Thursday, January 31, 2013
I was having a discussion with someone on my "art of..." page on FaceBook about the different face and body types I designed for the ladies of X-Men: Evolution and I thought I would share it here as well.
The obvious reason I designed different body and face types was to help try and create specific personalities for each of them. Though if you're familiar with animation (and comics) you know that's not really necessary since so many other animated shows create cookie cutter faces and body types and just change voices, hair color and costumes to differentiate one character from another. The other reason is because I was inspired early on in the process.
Boyd Kirkland showed me a lot of artwork he admired from comic artists to try and get the ball rolling. Comic artists I was unfamiliar with since I hadn't really looked at comics much since the glory days of Buscema, Kane, Kirby and others from that era. The art he showed me had one particular piece of art by Adam Hughes (who since then I've become quite enamored with). It was this piece he created for Wizard magazine of these super heroines ladies all lined up.
Every one of them had a unique face - and a face I'd never seen before in comics or animation. Even though I greatly admired the great artistic abilities of the legends Buscema, Kane, and Kirby, I recognized that for the most part each of these great artists had an idealized version of a woman they drew and all their women were all basically cookie cutter designs.
I was so impressed with the unique and individual faces Adam Hughes gave each one of these women (as well as their body types) that I decided that was how we should proceed with our show's designs and, thankfully, Boyd agreed.
From that point on I strove to make Jean different from Rogue who was different from Kitty and they were different from Mystique/Raven who was different than Storm.
This carried on into the second season when we introduced Boom Boom and the other new recruits.
Jean was more athletic and had a runner's figure and wasn't very large on top while Rogue didn't have much of a butt even though she was very busty ( in fact she was the bustiest of the girls). Kitty was very slender and somewhat gawky while BoomBoom had a more curvaceous bottom though her bust was pretty non-existent.
The details on their faces that made them different from one another are too many to really list, but I will say that almost all of them had different head shapes, types of lips and often different eyes and noses.
I also carried this through with the guys as well, but that's not quite as unusual in animation - or even comics.
This idea also followed through when I designed attitude poses for each character and their walk cycles. No one was ever posed or moved the same way. They were all unique and kept in character as i perceived it.

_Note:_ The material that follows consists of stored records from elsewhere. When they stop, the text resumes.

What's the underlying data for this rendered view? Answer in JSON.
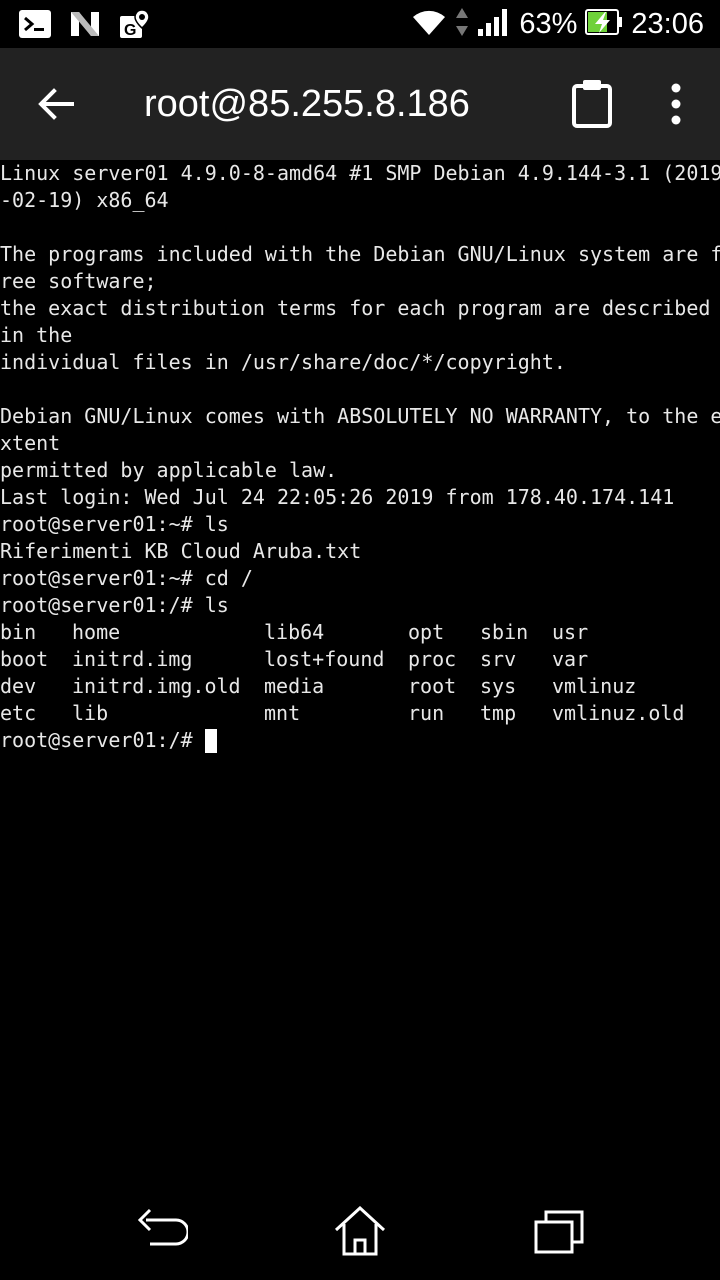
{
  "status_bar": {
    "battery_percent": "63%",
    "time": "23:06",
    "icons": [
      "terminal-icon",
      "n-icon",
      "maps-icon",
      "wifi-icon",
      "data-arrows-icon",
      "signal-icon",
      "battery-charging-icon"
    ]
  },
  "app_bar": {
    "title": "root@85.255.8.186",
    "back_icon": "arrow-back-icon",
    "clipboard_icon": "clipboard-icon",
    "more_icon": "more-vert-icon"
  },
  "terminal": {
    "lines": [
      "Linux server01 4.9.0-8-amd64 #1 SMP Debian 4.9.144-3.1 (2019",
      "-02-19) x86_64",
      "",
      "The programs included with the Debian GNU/Linux system are f",
      "ree software;",
      "the exact distribution terms for each program are described ",
      "in the",
      "individual files in /usr/share/doc/*/copyright.",
      "",
      "Debian GNU/Linux comes with ABSOLUTELY NO WARRANTY, to the e",
      "xtent",
      "permitted by applicable law.",
      "Last login: Wed Jul 24 22:05:26 2019 from 178.40.174.141",
      "root@server01:~# ls",
      "Riferimenti KB Cloud Aruba.txt",
      "root@server01:~# cd /",
      "root@server01:/# ls"
    ],
    "ls_rows": [
      [
        "bin",
        "home",
        "lib64",
        "opt",
        "sbin",
        "usr"
      ],
      [
        "boot",
        "initrd.img",
        "lost+found",
        "proc",
        "srv",
        "var"
      ],
      [
        "dev",
        "initrd.img.old",
        "media",
        "root",
        "sys",
        "vmlinuz"
      ],
      [
        "etc",
        "lib",
        "mnt",
        "run",
        "tmp",
        "vmlinuz.old"
      ]
    ],
    "prompt": "root@server01:/# "
  },
  "nav_bar": {
    "icons": [
      "back-nav-icon",
      "home-icon",
      "recents-icon"
    ]
  },
  "colors": {
    "background": "#000000",
    "appbar": "#222222",
    "text": "#e8e8e8",
    "battery_charging": "#6fd13a"
  }
}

Needles to say the KidsWB execs were happy to see that not every female was built like a Playboy bunny.
Of course, by the time the animation came back from overseas some of that was lost, but I think enough of it still came through that it was clear to most of the audience we had tried to do something a little different....